- Plant operation (coagulant injection) can be achieved without relying on operator experience.
- Both aluminum sulfate and PAC(*5) coagulants can be used.
- Feedback control can save jar testing labor and reduce operator workload.
- (*5) PAC: Polyaluminum Chloride
Water Distribution Management System
In recent years, the efficient use of water resources has gained recognition, along with stable water supply. Water supply facilities are reorganized, thus a wide range of water operations need to be planned.
For efficient operation of water distribution networks, our water distribution management system collects, accumulates and monitors measured values in real time, including fluctuating water distribution flow rates, pressures and water quality factors, and also alerts in the case of detecting any abnormal values.
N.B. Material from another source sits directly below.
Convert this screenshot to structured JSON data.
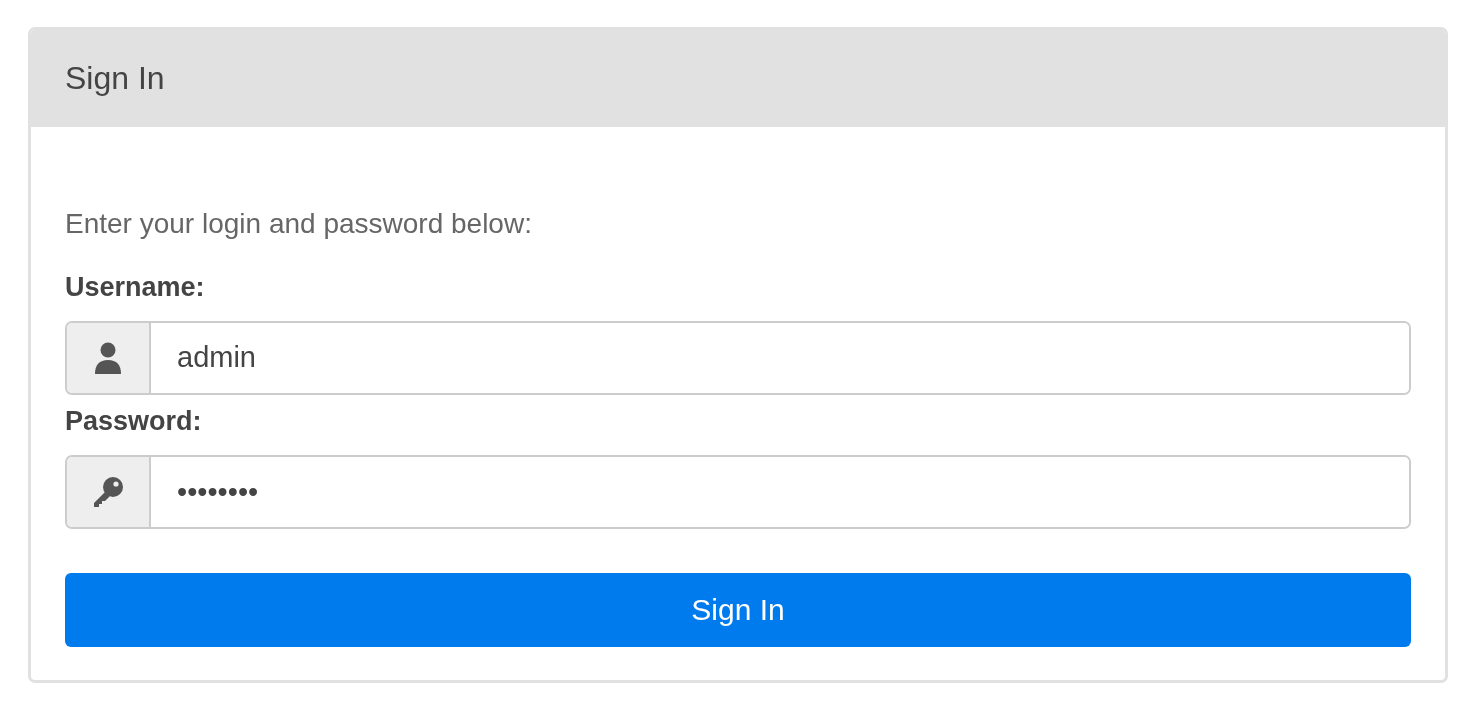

It enables quick decision-making in abnormal situations and reporting on operations such as analysis and implementation of measures.
- Information necessary for water distribution management can be easily collected.
- Water distribution data can be managed periodically and thoroughly.
- Anomalies in distribution pipes can be quickly detected.
- Trend data, including flow rates and pressure at measurement points in the water distribution area, are automatically collected through wide-ranging communication networks.
- Real-time automatic monitoring of collected and accumulated data is enabled on the screen, trend graph and record sheet.
- Prediction of potential leaks is enabled through analysis of accumulated data, along with detection of sudden leaks through analysis of trend data.
Energy-efficient Aeration Air Flow Control System for Nitrogen Removal
In general, there is a trade-off relationship in sewage treatment between energy conservation and improvement in discharge water quality (reductions in nitrogen and phosphorus concentrations). In other words, more electrical energy is required to improve water quality while lower water quality is allowed to save energy. We have developed an energy-efficient aeration air flow control system, to increase energy conservation and improve discharge water quality, which are in a trade-off relationship.
The electricity cost required for aeration accounts for approx. 30 to 60% of the total electricity cost at the sewage treatment plant. Demands for control technologies are raised to save energy and reduce greenhouse gas (GHG) emissions, as well as to effectively remove nitrogen and phosphorus from treated water, which is discharged from sewage treatment plants, in order to prevent eutrophication in enclosed water areas. Our energy-efficient aeration air flow control system contributes to energy conservation by effectively removing nitrogen.
- According to Toshiba's unique control target curve based on data measured by the on-line ammonium nitrogen concentration (NH4-N) meter and dissolved oxygen (DO) meter, aeration air flow control enables removal of nitrogen with appropriate air flow. If the blower is installed, whose reduced aeration air flow rate leads to lower power, electrical power and running costs may be significantly reduced.
- This control system is applicable to the treatment process (e.g. anaerobic - anoxic - aerobic process). For further information on anaerobic - aerobic and pseudo anaerobic - aerobic activated sludge processes, please contact us.
- The demonstration experiment proves that the aeration air flow in the reaction tank is reduced by approx. 10% compared to constant DO control.
With our expertise and rich experience in water and sewerage infrastructure development in Japan, we conduct business on a global scale.
We operate worldwide, and enhance capacity to provide the best solution to meet the needs of our clients.
We contribute to the creation of environmentally advanced communities with sustainable water infrastructure in response to regional, cultural and environmental requirements.